_Records_
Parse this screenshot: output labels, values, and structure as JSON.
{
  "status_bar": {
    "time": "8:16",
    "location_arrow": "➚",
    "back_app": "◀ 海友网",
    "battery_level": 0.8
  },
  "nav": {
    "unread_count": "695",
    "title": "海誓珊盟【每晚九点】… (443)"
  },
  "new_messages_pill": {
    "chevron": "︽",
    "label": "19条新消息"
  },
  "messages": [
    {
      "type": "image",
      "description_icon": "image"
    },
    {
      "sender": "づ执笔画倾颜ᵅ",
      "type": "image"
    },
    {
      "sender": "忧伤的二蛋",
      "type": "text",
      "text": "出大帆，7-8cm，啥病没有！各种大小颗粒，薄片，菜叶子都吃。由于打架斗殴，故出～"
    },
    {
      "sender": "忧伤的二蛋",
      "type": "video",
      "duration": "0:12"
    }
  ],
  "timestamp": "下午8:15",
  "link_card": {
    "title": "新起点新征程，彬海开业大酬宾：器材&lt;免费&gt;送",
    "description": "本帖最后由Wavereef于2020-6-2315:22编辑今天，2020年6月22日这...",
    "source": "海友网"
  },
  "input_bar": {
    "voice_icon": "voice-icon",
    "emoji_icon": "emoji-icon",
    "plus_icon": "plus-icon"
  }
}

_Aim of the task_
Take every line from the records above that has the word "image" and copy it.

_Reply to the task_
      "type": "image",
      "description_icon": "image"
      "type": "image"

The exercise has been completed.